_Your task_
The records are given next. Repeat each one exactly.

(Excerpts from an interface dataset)
※ ※ ※
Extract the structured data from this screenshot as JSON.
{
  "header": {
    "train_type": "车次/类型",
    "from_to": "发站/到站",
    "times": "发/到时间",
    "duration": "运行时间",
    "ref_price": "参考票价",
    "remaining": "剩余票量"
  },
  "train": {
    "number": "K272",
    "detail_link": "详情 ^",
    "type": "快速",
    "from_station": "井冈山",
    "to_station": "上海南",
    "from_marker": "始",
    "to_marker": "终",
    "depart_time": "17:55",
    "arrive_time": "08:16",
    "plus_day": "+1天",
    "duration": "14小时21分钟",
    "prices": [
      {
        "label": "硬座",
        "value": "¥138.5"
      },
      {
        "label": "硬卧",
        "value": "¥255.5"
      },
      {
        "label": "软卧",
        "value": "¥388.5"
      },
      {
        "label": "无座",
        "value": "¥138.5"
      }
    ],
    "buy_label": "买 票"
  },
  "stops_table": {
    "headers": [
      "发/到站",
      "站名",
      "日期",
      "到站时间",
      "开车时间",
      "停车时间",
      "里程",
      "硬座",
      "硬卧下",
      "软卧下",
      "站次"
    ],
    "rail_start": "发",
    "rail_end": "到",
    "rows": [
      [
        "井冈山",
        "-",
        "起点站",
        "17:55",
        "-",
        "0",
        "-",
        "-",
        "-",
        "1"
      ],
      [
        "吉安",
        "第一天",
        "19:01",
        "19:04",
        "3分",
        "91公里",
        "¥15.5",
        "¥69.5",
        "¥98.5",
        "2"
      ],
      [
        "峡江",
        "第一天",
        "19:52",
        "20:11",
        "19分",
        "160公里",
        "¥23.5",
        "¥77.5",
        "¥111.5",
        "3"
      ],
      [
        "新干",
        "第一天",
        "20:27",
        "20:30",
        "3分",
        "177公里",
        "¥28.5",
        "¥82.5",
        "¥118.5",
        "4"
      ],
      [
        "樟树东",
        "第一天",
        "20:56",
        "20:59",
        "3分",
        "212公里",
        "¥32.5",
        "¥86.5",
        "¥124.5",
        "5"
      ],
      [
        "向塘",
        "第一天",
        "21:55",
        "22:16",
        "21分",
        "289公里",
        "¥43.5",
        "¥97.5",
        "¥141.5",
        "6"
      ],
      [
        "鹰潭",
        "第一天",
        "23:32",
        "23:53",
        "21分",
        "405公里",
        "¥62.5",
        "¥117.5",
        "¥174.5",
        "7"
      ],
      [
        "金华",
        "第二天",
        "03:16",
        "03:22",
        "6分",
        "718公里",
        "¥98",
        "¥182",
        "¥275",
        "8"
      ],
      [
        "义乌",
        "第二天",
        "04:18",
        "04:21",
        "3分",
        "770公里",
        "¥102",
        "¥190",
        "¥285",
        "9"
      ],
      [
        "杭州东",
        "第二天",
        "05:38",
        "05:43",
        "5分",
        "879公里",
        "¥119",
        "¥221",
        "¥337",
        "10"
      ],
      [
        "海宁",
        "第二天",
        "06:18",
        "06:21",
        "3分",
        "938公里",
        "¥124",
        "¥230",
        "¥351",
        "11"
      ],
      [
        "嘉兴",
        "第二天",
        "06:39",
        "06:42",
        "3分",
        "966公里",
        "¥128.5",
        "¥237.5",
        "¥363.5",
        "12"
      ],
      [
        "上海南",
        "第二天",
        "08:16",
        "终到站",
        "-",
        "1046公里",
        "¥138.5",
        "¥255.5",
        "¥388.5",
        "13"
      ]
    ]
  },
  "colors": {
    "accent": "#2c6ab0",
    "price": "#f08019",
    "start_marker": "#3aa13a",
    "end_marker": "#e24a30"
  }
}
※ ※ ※
_Exercise result_
Extract the structured data from this screenshot as JSON.
{
  "header": {
    "train_type": "车次/类型",
    "from_to": "发站/到站",
    "times": "发/到时间",
    "duration": "运行时间",
    "ref_price": "参考票价",
    "remaining": "剩余票量"
  },
  "train": {
    "number": "K272",
    "detail_link": "详情 ^",
    "type": "快速",
    "from_station": "井冈山",
    "to_station": "上海南",
    "from_marker": "始",
    "to_marker": "终",
    "depart_time": "17:55",
    "arrive_time": "08:16",
    "plus_day": "+1天",
    "duration": "14小时21分钟",
    "prices": [
      {
        "label": "硬座",
        "value": "¥138.5"
      },
      {
        "label": "硬卧",
        "value": "¥255.5"
      },
      {
        "label": "软卧",
        "value": "¥388.5"
      },
      {
        "label": "无座",
        "value": "¥138.5"
      }
    ],
    "buy_label": "买 票"
  },
  "stops_table": {
    "headers": [
      "发/到站",
      "站名",
      "日期",
      "到站时间",
      "开车时间",
      "停车时间",
      "里程",
      "硬座",
      "硬卧下",
      "软卧下",
      "站次"
    ],
    "rail_start": "发",
    "rail_end": "到",
    "rows": [
      [
        "井冈山",
        "-",
        "起点站",
        "17:55",
        "-",
        "0",
        "-",
        "-",
        "-",
        "1"
      ],
      [
        "吉安",
        "第一天",
        "19:01",
        "19:04",
        "3分",
        "91公里",
        "¥15.5",
        "¥69.5",
        "¥98.5",
        "2"
      ],
      [
        "峡江",
        "第一天",
        "19:52",
        "20:11",
        "19分",
        "160公里",
        "¥23.5",
        "¥77.5",
        "¥111.5",
        "3"
      ],
      [
        "新干",
        "第一天",
        "20:27",
        "20:30",
        "3分",
        "177公里",
        "¥28.5",
        "¥82.5",
        "¥118.5",
        "4"
      ],
      [
        "樟树东",
        "第一天",
        "20:56",
        "20:59",
        "3分",
        "212公里",
        "¥32.5",
        "¥86.5",
        "¥124.5",
        "5"
      ],
      [
        "向塘",
        "第一天",
        "21:55",
        "22:16",
        "21分",
        "289公里",
        "¥43.5",
        "¥97.5",
        "¥141.5",
        "6"
      ],
      [
        "鹰潭",
        "第一天",
        "23:32",
        "23:53",
        "21分",
        "405公里",
        "¥62.5",
        "¥117.5",
        "¥174.5",
        "7"
      ],
      [
        "金华",
        "第二天",
        "03:16",
        "03:22",
        "6分",
        "718公里",
        "¥98",
        "¥182",
        "¥275",
        "8"
      ],
      [
        "义乌",
        "第二天",
        "04:18",
        "04:21",
        "3分",
        "770公里",
        "¥102",
        "¥190",
        "¥285",
        "9"
      ],
      [
        "杭州东",
        "第二天",
        "05:38",
        "05:43",
        "5分",
        "879公里",
        "¥119",
        "¥221",
        "¥337",
        "10"
      ],
      [
        "海宁",
        "第二天",
        "06:18",
        "06:21",
        "3分",
        "938公里",
        "¥124",
        "¥230",
        "¥351",
        "11"
      ],
      [
        "嘉兴",
        "第二天",
        "06:39",
        "06:42",
        "3分",
        "966公里",
        "¥128.5",
        "¥237.5",
        "¥363.5",
        "12"
      ],
      [
        "上海南",
        "第二天",
        "08:16",
        "终到站",
        "-",
        "1046公里",
        "¥138.5",
        "¥255.5",
        "¥388.5",
        "13"
      ]
    ]
  },
  "colors": {
    "accent": "#2c6ab0",
    "price": "#f08019",
    "start_marker": "#3aa13a",
    "end_marker": "#e24a30"
  }
}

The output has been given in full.